[Recorded data]

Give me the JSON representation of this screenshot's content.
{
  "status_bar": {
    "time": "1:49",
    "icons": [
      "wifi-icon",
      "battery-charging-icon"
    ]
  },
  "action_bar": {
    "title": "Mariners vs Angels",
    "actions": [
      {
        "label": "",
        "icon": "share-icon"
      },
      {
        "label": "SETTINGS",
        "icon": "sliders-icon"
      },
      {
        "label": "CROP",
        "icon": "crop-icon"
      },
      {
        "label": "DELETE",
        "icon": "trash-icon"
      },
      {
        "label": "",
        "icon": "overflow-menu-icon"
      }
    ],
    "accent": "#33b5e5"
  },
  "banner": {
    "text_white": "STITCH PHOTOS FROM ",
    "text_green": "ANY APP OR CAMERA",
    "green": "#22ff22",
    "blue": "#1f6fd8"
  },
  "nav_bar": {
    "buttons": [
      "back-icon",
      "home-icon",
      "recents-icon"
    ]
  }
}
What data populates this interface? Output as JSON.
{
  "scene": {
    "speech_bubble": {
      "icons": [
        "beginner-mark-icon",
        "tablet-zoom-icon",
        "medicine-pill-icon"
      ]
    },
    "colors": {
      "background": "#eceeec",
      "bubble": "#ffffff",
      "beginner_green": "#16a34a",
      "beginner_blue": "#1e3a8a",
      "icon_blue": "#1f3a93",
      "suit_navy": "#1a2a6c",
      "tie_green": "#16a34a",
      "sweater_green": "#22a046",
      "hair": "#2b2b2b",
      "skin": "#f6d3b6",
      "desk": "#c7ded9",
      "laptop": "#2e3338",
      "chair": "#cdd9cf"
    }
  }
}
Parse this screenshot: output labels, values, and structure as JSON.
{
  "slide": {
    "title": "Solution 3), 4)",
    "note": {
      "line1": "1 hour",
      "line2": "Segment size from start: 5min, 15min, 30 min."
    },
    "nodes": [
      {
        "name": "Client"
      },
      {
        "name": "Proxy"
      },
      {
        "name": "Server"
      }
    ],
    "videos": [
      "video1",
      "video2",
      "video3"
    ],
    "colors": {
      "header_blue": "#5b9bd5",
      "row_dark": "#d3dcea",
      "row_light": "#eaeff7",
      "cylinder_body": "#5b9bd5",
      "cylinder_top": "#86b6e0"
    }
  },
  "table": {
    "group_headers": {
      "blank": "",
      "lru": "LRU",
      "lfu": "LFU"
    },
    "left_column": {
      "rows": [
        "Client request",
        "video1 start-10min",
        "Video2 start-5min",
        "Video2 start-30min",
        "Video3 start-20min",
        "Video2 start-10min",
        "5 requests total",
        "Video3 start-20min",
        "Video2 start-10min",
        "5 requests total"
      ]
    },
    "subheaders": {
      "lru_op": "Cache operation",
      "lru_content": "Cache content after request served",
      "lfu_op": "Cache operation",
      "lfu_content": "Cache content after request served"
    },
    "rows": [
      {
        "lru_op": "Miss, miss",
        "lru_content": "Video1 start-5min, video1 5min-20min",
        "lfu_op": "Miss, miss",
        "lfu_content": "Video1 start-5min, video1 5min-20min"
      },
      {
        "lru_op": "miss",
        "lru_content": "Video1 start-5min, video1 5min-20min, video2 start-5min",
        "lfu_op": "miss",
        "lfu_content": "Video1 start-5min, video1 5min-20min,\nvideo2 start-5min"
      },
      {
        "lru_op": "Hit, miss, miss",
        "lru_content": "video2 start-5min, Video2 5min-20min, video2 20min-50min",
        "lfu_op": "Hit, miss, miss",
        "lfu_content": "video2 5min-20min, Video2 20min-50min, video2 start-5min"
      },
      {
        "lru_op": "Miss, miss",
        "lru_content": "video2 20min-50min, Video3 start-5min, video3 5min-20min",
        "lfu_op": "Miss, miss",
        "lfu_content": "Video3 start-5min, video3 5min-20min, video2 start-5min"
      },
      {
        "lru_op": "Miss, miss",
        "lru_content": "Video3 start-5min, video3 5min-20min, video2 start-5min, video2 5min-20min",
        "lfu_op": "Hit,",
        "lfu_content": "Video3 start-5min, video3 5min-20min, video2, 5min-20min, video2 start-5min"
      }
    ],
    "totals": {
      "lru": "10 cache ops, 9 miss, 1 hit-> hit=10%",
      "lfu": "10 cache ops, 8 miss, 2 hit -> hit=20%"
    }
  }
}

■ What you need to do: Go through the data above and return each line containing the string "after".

■ Task answer:
      "lru_content": "Cache content after request served",
      "lfu_content": "Cache content after request served"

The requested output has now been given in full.